Mike Geiger : DJ
Style : House
Before I heard Mike Geiger spin I was consistently told that I should from people everywhere. Once I finally got the opportunity to, I was blown away at his selection of tracks and talent on the wheels of steel.
Being a child of a music teacher, Michael grew up around American and Latin Jazz. His influences include Jazz drummers such as Max Roach and Art Blakie. Michael eventually added hip-hop as an influence and has combined these two sounds to help him build a style of his own. “I think the reason people like me is because I bring my influence from hip-hop to house, which I’ve been told shows through in my music and skills.”

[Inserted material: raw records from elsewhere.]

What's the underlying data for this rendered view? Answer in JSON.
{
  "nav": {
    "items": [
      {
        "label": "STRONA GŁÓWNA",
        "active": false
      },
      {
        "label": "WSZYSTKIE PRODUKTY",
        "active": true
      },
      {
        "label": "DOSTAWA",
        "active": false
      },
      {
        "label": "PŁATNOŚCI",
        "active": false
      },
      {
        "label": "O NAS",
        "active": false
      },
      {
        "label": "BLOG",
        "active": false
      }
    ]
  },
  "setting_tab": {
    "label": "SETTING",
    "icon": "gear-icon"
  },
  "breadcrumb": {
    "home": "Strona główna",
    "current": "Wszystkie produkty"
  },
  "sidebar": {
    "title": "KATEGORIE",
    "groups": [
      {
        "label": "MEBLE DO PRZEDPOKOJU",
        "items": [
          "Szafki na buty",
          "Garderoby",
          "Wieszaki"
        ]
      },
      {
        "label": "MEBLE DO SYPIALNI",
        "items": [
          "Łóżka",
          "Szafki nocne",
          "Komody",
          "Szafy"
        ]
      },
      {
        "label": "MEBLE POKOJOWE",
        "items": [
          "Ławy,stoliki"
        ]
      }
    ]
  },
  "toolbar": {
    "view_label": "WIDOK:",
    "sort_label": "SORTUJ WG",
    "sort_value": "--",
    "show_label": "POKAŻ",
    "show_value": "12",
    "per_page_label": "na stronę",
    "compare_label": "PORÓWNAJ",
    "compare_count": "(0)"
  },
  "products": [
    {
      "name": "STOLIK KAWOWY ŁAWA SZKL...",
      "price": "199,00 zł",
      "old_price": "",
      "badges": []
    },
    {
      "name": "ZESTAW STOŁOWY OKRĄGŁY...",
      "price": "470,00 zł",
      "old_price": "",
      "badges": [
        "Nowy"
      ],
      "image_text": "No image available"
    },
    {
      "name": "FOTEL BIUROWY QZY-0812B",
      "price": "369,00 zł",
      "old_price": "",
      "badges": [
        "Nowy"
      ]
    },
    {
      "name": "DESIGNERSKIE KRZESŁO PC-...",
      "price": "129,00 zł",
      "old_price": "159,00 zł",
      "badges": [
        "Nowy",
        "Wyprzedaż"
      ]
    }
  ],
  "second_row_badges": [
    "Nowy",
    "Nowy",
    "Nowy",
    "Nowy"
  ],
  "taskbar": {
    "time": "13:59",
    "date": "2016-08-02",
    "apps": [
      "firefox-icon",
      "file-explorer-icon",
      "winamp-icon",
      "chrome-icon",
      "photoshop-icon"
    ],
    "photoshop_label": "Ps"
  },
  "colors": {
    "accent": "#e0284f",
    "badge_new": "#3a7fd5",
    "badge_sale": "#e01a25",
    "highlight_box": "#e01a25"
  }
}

Geiger is 22 and has been spinning for about seven years now. He recently spun at ‘Aqua,’ a party thrown by John Acquaviva. Michael admits that it felt good to be around people of that caliber in music and that he got an opportunity to spin a three-hour set that ranged from house to hip hop music.
Interanimi : Live PA

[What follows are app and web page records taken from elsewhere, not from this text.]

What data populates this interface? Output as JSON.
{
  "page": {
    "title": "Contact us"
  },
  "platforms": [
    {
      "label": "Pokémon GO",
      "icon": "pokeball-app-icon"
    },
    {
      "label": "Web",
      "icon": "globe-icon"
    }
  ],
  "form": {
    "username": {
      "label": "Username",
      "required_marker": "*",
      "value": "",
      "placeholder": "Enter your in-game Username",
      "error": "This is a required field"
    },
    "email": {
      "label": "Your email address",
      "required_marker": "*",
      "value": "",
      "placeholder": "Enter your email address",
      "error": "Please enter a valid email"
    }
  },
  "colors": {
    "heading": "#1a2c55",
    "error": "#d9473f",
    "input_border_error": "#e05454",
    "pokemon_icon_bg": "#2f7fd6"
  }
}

Style : Media/Perfforming arts
Interanimi (Meighan Fitz-Henry and Michael LeeRaven McAdow) have been performing together since 1989. Before they met, both Meighan and Michael were noise artists and admit they were into harsher sounds and performances. Over the years they have grown to be more minimal and about creating enhanced, focused emotions within their listeners. Some people have reviewed their work as ‘too weird for me,” but Meighan says people who appreciate their work tend to be other musicians and artists. They consider their music global because they combine elements from traditional music around the world and to make a single, experimental element of sound. They also consider their sets to be very interactive; a perfect example is their use of an Atari Pac-Man game whose sounds are worked into the set as the audience uses it.

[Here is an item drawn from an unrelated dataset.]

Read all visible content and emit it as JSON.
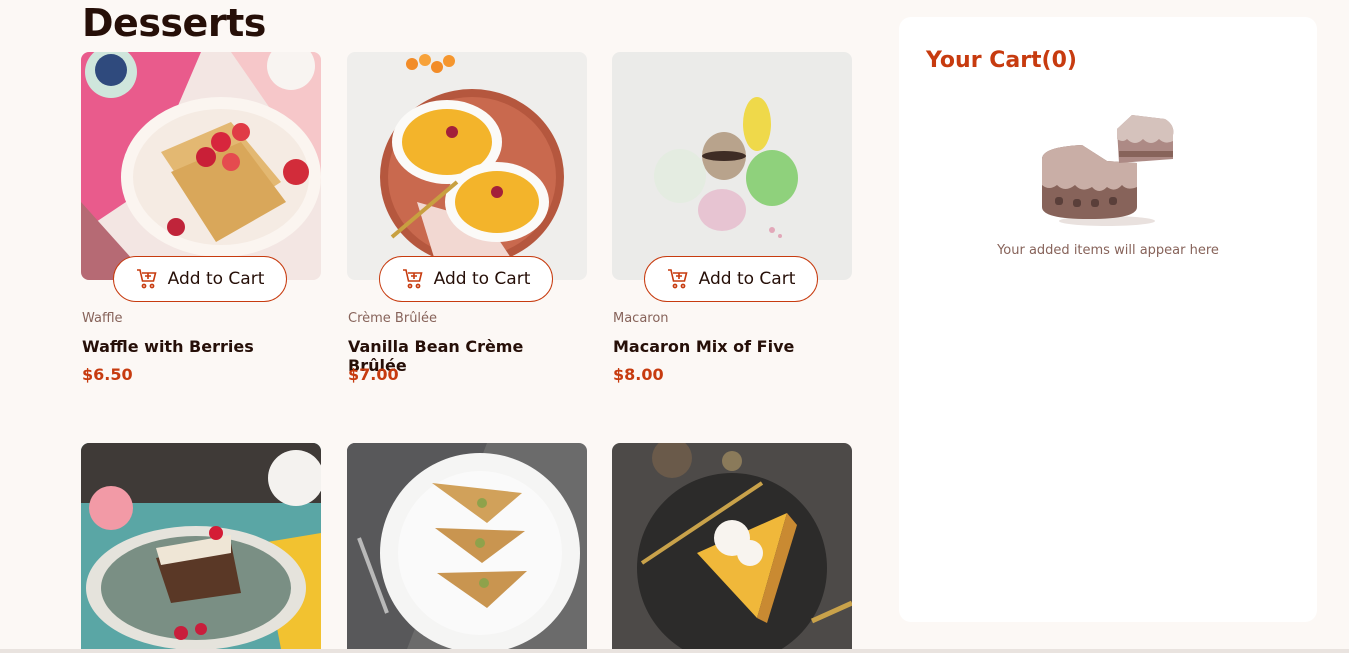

Tad Mulinex : DJ
Style : Jungle
Locally, Tad Mulinex is starting to get noticed for his Jungle spinning talents (where he goes by an alter ego, ‘SR-1’) and as a result has his first weekly residency at the relatively young age of 19 years old.
Tad was a producer before he started DJ’ing at the age of 16 and believes that producing first definitely gave him a better edge on DJ’ing than if he had started on the tables before the equipment. “Aphex Twin, Wagon Christ, and Squarepusher,” is what he’ll say when asked who his producing influences are and whose tracks first turned him on to Jungle music. Influences in DJ’ing include battle DJs and local Jungle DJ, Rotator. Tad also says that the ghetto music scene has let him get in touch more with the darker side of music. “I feel bonded with people when they feel the same thing as I do when I am DJ’ing or producing music.”
Tad adds, “Unfortunately I see Detroit focusing a lot on house and techno, which is a good thing, [but] I think sometimes people get engulfed in the whole ‘this is where it started and we have to carry it on,’ [attitude]. Unfortunately, I don’t think it leaves very much room for the experimental producers and such. I see Detroit as a free area, you have to go out there and work hard and become independent.”